Calf pneumonia – knowing your enemy and successfully fighting it!
Early diagnosis is key
The single most important factor affecting the success of calf pneumonia treatment is how early treatment is started. Treatment must be given as early as possible to minimise the degree of lung damage and reduce the risk of chronic pneumonia.
Detecting respiratory disease in the early stages requires careful observation. Calves may have a high temperature for up to 72hrs before they exhibit obvious clinical signs, such as an increased respiratory rate. Subtle signs to look out for include a slight delay in getting up to feed, a reduction in milk/feed intake, separation from the rest of the group, a clear nasal discharge, or a slightly depressed state.
Time to get the thermometer out
Any suspicion of a calf not being 100% should prompt a temperature check. Allocate some time daily to observe calf behaviour so that these subtle changes can be recognised.
If there has been a couple of cases of pneumonia in a group of calves, it is very wise to temperature check the whole group. It is impossible to tell which calf has a high temperature and who hasn’t without getting your thermometer out! Could you pick out someone who had a temperature increase of 0.1°C in a line of people without a thermometer?
Identifying the pathogen
Calf pneumonia can be caused by a range of pathogens including bacteria, viruses, and parasites. With regards to diagnostics there are two main options:
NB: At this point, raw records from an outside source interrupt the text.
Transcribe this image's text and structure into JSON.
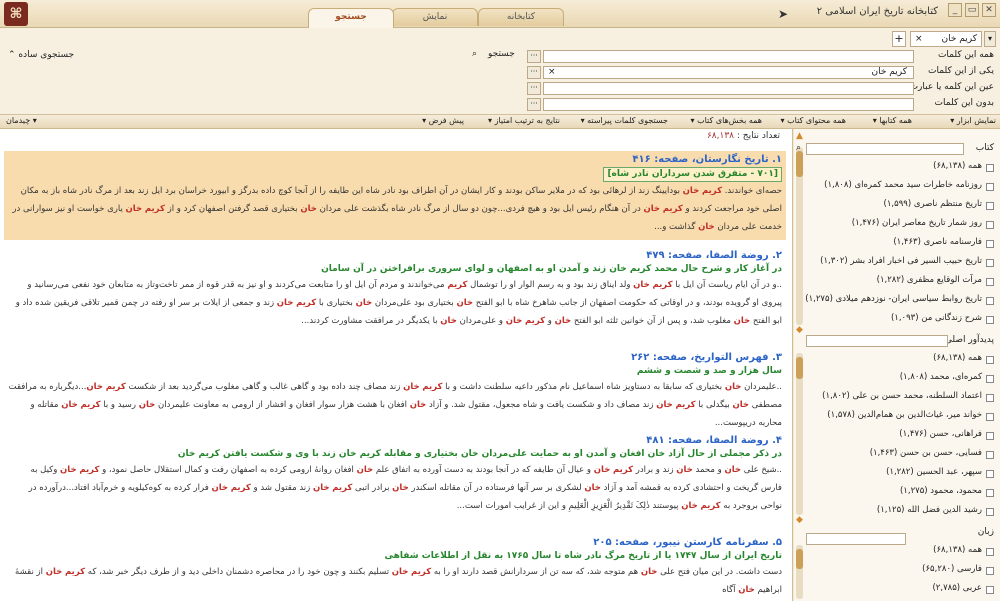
{
  "window": {
    "title": "کتابخانه تاریخ ایران اسلامی ۲",
    "tabs": [
      "کتابخانه",
      "نمایش",
      "جستجو"
    ],
    "controls": [
      "_",
      "▭",
      "✕"
    ]
  },
  "search": {
    "query_tag": "کریم خان",
    "add_symbol": "+",
    "tag_close": "×",
    "label_search": "جستجو",
    "simple_search": "جستجوی ساده",
    "rows": [
      {
        "label": "همه این کلمات",
        "value": ""
      },
      {
        "label": "یکی از این کلمات",
        "value": "کریم خان"
      },
      {
        "label": "عین این کلمه یا عبارت",
        "value": ""
      },
      {
        "label": "بدون این کلمات",
        "value": ""
      }
    ]
  },
  "toolbar": {
    "show_tools": "نمایش ابزار",
    "all_books": "همه کتابها",
    "all_content": "همه محتوای کتاب",
    "all_sections": "همه بخش‌های کتاب",
    "search_words": "جستجوی کلمات پیراسته",
    "sort": "نتایج به ترتیب امتیاز",
    "default": "پیش فرض",
    "layout": "چیدمان"
  },
  "results": {
    "count_label": "تعداد نتایج :",
    "count": "۶۸,۱۳۸",
    "items": [
      {
        "title": "۱. تاریخ نگارستان، صفحه: ۴۱۶",
        "sub": "[۷۰۱ - متفرق شدن سرداران نادر شاه]",
        "text": "حصه‌ای خواندند. کریم خان بودایینگ زند از لرهائی بود که در ملایر ساکن بودند و کار ایشان در آن اطراف بود نادر شاه این طایفه را از آنجا کوچ داده بدرگز و ابیورد خراسان برد ایل زند بعد از مرگ نادر شاه باز به مکان اصلی خود مراجعت کردند و کریم خان در آن هنگام رئیس ایل بود و هیچ فردی...چون دو سال از مرگ نادر شاه بگذشت علی مردان خان بختیاری قصد گرفتن اصفهان کرد و از کریم خان یاری خواست او نیز سوارانی در خدمت علی مردان خان گذاشت و..."
      },
      {
        "title": "۲. روضة الصفا، صفحه: ۴۷۹",
        "sub": "در آغاز کار و شرح حال محمد کریم خان زند و آمدن او به اصفهان و لوای سروری برافراختن در آن سامان",
        "text": "..و در آن ایام ریاست آن ایل با کریم خان ولد ایناق زند بود و به رسم الوار او را توشمال کریم می‌خواندند و مردم آن ایل او را متابعت می‌کردند و او نیز به قدر قوه از ممر تاخت‌وتاز به متابعان خود نفعی می‌رسانید و پیروی او گرویده بودند، و در اوقاتی که حکومت اصفهان از جانب شاهرخ شاه با ابو الفتح خان بختیاری بود علی‌مردان خان بختیاری با کریم خان زند و جمعی از ایلات بر سر او رفته در چمن قمیر تلاقی فریقین شده داد و ابو الفتح خان مغلوب شد، و پس از آن خوانین ثلثه ابو الفتح خان و کریم خان و علی‌مردان خان با یکدیگر در مرافقت مشاورت کردند..."
      },
      {
        "title": "۳. فهرس التواریخ، صفحه: ۲۶۲",
        "sub": "سال هزار و صد و شصت و ششم",
        "text": "..علیمردان خان بختیاری که سابقا به دستاویز شاه اسماعیل نام مذکور داعیه سلطنت داشت و با کریم خان زند مصاف چند داده بود و گاهی غالب و گاهی مغلوب می‌گردید بعد از شکست کریم خان...دیگرباره به مرافقت مصطفی خان بیگدلی با کریم خان زند مصاف داد و شکست یافت و شاه مجعول، مقتول شد. و آزاد خان افغان با هشت هزار سوار افغان و افشار از ارومی به معاونت علیمردان خان رسید و با کریم خان مقاتله و محاربه دریپوست..."
      },
      {
        "title": "۴. روضة الصفا، صفحه: ۴۸۱",
        "sub": "در ذکر مجملی از حال آزاد خان افغان و آمدن او به حمایت علی‌مردان خان بختیاری و مقابله کریم خان زند با وی و شکست یافتن کریم خان",
        "text": "..شیخ علی خان و محمد خان زند و برادر کریم خان و عیال آن طایفه که در آنجا بودند به دست آورده به اتفاق علم خان افغان روانهٔ ارومی کرده به اصفهان رفت و کمال استقلال حاصل نمود، و کریم خان وکیل به فارس گریخت و احتشادی کرده به قمشه آمد و آزاد خان لشکری بر سر آنها فرستاده در آن مقاتله اسکندر خان برادر اتبی کریم خان زند مقتول شد و کریم خان فرار کرده به کوه‌کیلویه و خرم‌آباد افتاد...درآورده در نواحی بروجرد به کریم خان پیوستند ذٰلِکَ تَقْدِیرُ الْعَزِیزِ الْعَلِیمِ و این از غرایب امورات است..."
      },
      {
        "title": "۵. سفرنامه کارستن نیبور، صفحه: ۲۰۵",
        "sub": "تاریخ ایران از سال ۱۷۴۷ یا از تاریخ مرگ نادر شاه تا سال ۱۷۶۵ به نقل از اطلاعات شفاهی",
        "text": "دست داشت. در این میان فتح علی خان هم متوجه شد، که سه تن از سردارانش قصد دارند او را به کریم خان تسلیم بکنند و چون خود را در محاصره دشمنان داخلی دید و از طرف دیگر خبر شد، که کریم خان از نقشهٔ ابراهیم خان آگاه"
      }
    ]
  },
  "sidebar": {
    "books": {
      "title": "کتاب",
      "items": [
        "همه (۶۸,۱۳۸)",
        "روزنامه خاطرات سید محمد کمره‌ای (۱,۸۰۸)",
        "تاریخ منتظم ناصری (۱,۵۹۹)",
        "روز شمار تاریخ معاصر ایران (۱,۴۷۶)",
        "فارسنامه ناصری (۱,۴۶۳)",
        "تاریخ حبیب السیر فی اخبار افراد بشر (۱,۳۰۲)",
        "مرآت الوقایع مظفری (۱,۲۸۲)",
        "تاریخ روابط سیاسی ایران- نوزدهم میلادی (۱,۲۷۵)",
        "شرح زندگانی من (۱,۰۹۳)"
      ]
    },
    "authors": {
      "title": "پدیدآور اصلی",
      "items": [
        "همه (۶۸,۱۳۸)",
        "کمره‌ای، محمد (۱,۸۰۸)",
        "اعتماد السلطنه، محمد حسن بن علی (۱,۸۰۲)",
        "خواند میر، غیاث‌الدین بن همام‌الدین (۱,۵۷۸)",
        "فراهانی، حسن (۱,۴۷۶)",
        "فسایی، حسن بن حسن (۱,۴۶۳)",
        "سپهر، عبد الحسین (۱,۲۸۲)",
        "محمود، محمود (۱,۲۷۵)",
        "رشید الدین فضل الله (۱,۱۲۵)"
      ]
    },
    "languages": {
      "title": "زبان",
      "items": [
        "همه (۶۸,۱۳۸)",
        "فارسی (۶۵,۲۸۰)",
        "عربی (۲,۷۸۵)"
      ]
    }
  }
}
- Isolate the pathogen – nasopharyngeal swabs, transtracheal washes, post-mortem sampling, faecal sample (lungworm)
- Check if the animal has had an immune response against the pathogen – blood samples to check for exposure to pathogens
It is important to know what pathogens are causing pneumonia on your farm so that specific vaccinations can be selected, effective treatments can be utilised, and targeted management protocols can be put in place to prevent disease.
Dealing with an outbreak
Ideally sick calves should be isolated either on their own or as a group in a separate airspace away from healthy calves. Having a designated hospital pen will help to reduce the spread of disease to healthy calves. This allows for close monitoring of feed and water intake and assessment of response to treatment.
Although many causes of pneumonia are viral, secondary bacterial infection is almost inevitable and therefore all cases of pneumonia should be treated with antibiotics in combination with anti-inflammatories.
Anti-inflammatory will bring down high temperatures, reduce the degree of lung damage and inflammation and help feed intakes. The antibiotic that you choose may depend on which pathogens have been diagnosed on your farm, administration requirements and the duration of action.
Please get in touch if you would like to discuss your current pneumonia treatment protocols with us.